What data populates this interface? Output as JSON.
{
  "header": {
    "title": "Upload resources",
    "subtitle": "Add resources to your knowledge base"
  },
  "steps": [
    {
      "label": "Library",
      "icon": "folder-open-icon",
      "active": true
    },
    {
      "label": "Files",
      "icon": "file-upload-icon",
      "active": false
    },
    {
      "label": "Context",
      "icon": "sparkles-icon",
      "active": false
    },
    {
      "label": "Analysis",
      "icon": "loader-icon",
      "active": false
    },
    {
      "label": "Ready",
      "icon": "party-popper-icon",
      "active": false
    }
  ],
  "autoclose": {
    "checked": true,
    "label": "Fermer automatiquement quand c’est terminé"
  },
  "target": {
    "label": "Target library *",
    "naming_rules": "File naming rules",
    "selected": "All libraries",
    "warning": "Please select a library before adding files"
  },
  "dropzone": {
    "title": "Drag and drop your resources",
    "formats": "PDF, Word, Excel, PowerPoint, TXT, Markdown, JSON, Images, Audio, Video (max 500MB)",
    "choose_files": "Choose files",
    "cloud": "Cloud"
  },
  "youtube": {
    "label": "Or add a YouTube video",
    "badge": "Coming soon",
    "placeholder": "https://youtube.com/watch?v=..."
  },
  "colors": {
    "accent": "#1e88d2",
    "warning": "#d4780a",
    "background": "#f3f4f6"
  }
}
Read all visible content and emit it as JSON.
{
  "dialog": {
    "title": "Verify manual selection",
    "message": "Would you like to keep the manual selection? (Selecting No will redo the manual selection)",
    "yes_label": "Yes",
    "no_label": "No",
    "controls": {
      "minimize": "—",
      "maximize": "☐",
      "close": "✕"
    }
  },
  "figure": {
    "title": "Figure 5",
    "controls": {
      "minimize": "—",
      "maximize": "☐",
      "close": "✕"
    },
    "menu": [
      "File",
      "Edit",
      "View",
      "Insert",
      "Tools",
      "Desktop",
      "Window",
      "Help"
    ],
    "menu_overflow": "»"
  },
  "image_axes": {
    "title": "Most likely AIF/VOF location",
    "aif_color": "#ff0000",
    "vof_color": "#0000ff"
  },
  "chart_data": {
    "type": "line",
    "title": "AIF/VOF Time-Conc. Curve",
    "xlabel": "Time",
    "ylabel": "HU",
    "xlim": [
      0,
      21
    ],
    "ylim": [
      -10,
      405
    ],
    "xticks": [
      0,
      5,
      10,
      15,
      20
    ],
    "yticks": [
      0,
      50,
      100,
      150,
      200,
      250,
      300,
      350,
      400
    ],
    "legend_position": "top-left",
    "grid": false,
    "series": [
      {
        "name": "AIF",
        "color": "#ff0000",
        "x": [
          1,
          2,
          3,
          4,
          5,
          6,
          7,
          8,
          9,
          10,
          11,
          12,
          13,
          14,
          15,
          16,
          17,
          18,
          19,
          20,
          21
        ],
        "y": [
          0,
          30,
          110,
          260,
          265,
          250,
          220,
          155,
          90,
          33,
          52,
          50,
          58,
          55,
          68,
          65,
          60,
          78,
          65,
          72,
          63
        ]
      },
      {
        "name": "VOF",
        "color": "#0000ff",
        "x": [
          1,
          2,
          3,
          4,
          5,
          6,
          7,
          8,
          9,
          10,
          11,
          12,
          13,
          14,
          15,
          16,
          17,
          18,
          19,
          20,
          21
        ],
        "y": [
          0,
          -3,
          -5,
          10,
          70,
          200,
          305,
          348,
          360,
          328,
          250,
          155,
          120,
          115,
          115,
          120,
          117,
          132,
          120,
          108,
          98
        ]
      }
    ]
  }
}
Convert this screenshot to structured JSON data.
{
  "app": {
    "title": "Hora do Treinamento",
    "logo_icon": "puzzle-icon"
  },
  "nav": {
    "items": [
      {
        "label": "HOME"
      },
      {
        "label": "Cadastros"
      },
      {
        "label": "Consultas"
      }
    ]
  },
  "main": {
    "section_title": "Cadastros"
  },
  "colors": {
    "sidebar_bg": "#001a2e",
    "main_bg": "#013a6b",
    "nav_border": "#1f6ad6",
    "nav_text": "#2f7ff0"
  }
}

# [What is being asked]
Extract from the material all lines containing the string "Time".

# [Output below]
    "title": "AIF/VOF Time-Conc. Curve",
    "xlabel": "Time",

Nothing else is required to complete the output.